In 1996, after a bout with cancer, a mastectomy and years of tortuous legal battles, Sondra Locke finally won an undisclosed settlement from Eastwood. The ugly split left his already tarnished image even more battered. But by then he was already well on to his next woman, the British-born actress Frances Fisher, whom he met in 1988 while making Pink Cadillac. In fact, Eastwood and Fisher were already having a torrid affair as his relationship with Sondra Locke entered its final phase inevitably, both women were ignorant of the other's existence.
With Locke out of the way, Eastwood and Fisher's relationship moved up a gear, and before long they were living together. For a time they seemed inseparable, and in 1993 Fisher presented the 62-year-old Eastwood with a baby daughter, Francesca. Eastwood had always taken care of his children financially, but this was the first time he made a point of being present for the birth of one of them.
For the first few months of the child's life, Eastwood seemed every inch the doting, attentive father. But Eastwood being Eastwood, it suddenly turned sour, this time because of his other notorious character trait: tightness with money.
While working on a film in Texas, Fisher was forced to return to Los Angeles on urgent business and chartered a plane. She temporarily charged it to Eastwood's credit card. A short time later, she accompanied Eastwood to the Cannes Film Festival. On a stopover in Paris, she bought a $10,000 set of designer luggage, again on Eastwood's credit card.
When they returned home, Eastwood was incensed to find the credit card bills on his doormat. Though Fisher settled the bills herself, Eastwood whose crowning movie glory is called, ironically, Unforgiven got back at her in tried and tested fashion: he froze her out.
When it came to the making of his next film, the romantic drama The Bridges of Madison County, co-starring one of Fisher's idols, Meryl Streep (with whom, it is rumoured, Eastwood had a brief fling), Fisher was told there would be no role, no matter how small, for her. What's more, Eastwood barred Fisher from the movie's Iowa locations until Streep had completed filming her scenes.
The time had come for Eastwood to move on again, and the familiar pattern of cold-shouldering his current partner, while at the same time very visibly smooching up to other women, re-emerged.
Eventually, Fisher got the message and moved out of their shared home ... the very same Bel Air pad Eastwood had repossessed from Sondra Locke a few years before.
Like countless women before her, Frances Fisher has probably received the standard Eastwood post-coital compensation: a hefty sum and/or carefully monitored regular payments in return for a promise not to blab to the media.
Meanwhile, Eastwood who will be 70 next year simply reloaded his weapon and moved on to the next target. In the year Frances Fisher had his baby, Eastwood was already setting his sights on a woman young enough to be his daughter, 27-year-old TV anchorwoman Dina Ruiz. During the filming of The Bridges of Madison County in 1994, Eastwood bombarded Dina with lovey-dovey phonecalls.

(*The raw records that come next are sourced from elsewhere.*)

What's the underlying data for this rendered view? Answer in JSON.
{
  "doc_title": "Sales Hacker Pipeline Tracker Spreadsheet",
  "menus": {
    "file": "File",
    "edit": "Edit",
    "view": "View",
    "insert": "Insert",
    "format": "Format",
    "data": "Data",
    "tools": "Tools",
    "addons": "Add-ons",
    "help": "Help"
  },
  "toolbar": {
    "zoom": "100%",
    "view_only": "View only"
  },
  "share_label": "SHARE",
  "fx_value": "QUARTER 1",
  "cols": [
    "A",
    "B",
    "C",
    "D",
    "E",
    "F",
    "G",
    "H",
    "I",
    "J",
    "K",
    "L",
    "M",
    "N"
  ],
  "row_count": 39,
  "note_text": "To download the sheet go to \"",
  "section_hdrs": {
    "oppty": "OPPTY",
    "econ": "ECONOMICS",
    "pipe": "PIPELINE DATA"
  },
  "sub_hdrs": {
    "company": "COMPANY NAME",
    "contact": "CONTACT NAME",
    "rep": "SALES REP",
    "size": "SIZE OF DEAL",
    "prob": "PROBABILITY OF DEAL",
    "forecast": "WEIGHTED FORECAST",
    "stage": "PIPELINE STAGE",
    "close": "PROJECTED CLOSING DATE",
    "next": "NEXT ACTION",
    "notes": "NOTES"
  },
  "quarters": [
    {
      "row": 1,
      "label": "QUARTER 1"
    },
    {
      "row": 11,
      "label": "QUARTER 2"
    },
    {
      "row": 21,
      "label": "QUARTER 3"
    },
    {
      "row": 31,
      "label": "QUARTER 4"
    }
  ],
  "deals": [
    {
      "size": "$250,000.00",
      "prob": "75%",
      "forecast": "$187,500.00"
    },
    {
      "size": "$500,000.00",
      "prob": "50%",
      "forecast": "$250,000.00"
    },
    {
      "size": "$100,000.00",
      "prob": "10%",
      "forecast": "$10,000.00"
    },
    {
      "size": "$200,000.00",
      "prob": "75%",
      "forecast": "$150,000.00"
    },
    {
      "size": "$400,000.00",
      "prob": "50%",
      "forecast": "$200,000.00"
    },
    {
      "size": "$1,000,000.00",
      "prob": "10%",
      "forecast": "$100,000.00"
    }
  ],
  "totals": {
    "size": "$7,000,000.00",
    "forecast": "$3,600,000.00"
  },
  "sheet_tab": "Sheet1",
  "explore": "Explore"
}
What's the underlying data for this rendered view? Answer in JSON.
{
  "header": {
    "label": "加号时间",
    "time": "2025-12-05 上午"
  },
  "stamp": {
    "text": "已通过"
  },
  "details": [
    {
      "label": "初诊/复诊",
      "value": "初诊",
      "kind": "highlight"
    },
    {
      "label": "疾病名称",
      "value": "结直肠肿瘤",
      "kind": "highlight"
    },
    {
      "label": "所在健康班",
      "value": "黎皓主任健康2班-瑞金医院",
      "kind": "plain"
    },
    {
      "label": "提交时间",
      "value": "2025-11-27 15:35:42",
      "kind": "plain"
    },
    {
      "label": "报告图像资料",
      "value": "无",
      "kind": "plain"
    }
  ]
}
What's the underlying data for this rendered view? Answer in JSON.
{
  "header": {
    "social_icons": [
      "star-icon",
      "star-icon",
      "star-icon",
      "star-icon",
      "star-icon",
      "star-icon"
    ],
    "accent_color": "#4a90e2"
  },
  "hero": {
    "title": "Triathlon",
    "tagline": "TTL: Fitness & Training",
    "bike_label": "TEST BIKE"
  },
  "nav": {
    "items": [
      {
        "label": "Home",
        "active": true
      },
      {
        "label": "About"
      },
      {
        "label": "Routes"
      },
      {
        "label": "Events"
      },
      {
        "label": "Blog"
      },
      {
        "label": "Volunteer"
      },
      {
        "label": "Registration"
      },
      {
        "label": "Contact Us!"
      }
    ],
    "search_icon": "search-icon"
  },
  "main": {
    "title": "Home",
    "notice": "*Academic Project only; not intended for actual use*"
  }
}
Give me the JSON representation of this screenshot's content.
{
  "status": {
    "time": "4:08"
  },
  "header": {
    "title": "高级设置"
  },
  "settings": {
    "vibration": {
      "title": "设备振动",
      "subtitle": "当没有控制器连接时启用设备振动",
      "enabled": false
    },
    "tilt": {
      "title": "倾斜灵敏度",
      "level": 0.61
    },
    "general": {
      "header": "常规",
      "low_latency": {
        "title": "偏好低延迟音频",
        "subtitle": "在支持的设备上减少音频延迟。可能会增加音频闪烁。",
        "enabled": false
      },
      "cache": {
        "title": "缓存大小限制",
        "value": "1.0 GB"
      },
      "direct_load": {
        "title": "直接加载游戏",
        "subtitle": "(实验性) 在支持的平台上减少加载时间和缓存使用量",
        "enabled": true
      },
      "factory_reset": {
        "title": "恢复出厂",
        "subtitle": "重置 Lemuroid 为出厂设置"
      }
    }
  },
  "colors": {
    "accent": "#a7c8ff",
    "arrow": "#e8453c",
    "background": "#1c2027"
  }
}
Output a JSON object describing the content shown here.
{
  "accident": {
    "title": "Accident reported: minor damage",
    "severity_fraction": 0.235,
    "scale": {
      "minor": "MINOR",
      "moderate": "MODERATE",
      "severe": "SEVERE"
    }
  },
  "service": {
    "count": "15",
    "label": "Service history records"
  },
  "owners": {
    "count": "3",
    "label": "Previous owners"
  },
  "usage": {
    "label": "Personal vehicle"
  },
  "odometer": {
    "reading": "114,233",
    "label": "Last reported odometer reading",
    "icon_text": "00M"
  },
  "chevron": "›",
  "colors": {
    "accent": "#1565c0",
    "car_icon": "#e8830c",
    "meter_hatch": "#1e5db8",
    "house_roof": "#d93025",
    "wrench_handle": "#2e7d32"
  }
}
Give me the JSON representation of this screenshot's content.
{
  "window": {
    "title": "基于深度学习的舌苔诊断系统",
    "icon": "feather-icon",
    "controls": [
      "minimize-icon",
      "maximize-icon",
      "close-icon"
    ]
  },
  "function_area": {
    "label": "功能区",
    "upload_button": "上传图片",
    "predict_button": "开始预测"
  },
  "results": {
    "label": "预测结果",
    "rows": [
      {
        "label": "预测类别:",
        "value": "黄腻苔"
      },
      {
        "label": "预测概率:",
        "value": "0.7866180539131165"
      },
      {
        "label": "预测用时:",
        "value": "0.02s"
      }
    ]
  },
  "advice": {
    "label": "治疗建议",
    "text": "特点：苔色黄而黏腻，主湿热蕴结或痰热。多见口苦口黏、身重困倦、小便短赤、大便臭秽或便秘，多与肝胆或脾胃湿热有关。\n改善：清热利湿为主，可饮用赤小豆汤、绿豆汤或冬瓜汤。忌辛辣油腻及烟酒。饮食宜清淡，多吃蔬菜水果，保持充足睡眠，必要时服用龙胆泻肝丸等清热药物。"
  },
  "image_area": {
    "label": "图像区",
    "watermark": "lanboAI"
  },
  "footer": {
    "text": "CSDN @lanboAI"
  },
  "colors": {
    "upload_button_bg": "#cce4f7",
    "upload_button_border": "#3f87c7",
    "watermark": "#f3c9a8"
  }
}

In March, 1996, they married in Las Vegas and barely a year later Dina delivered Eastwood's latest child, Morgan Colette. Eastwood has said: ``As far as I'm concerned, this is the woman I like monogamy with.''
It seems that the star who began his glittering movie career as The Man With No Name will end up being remembered as The Man With No Shame.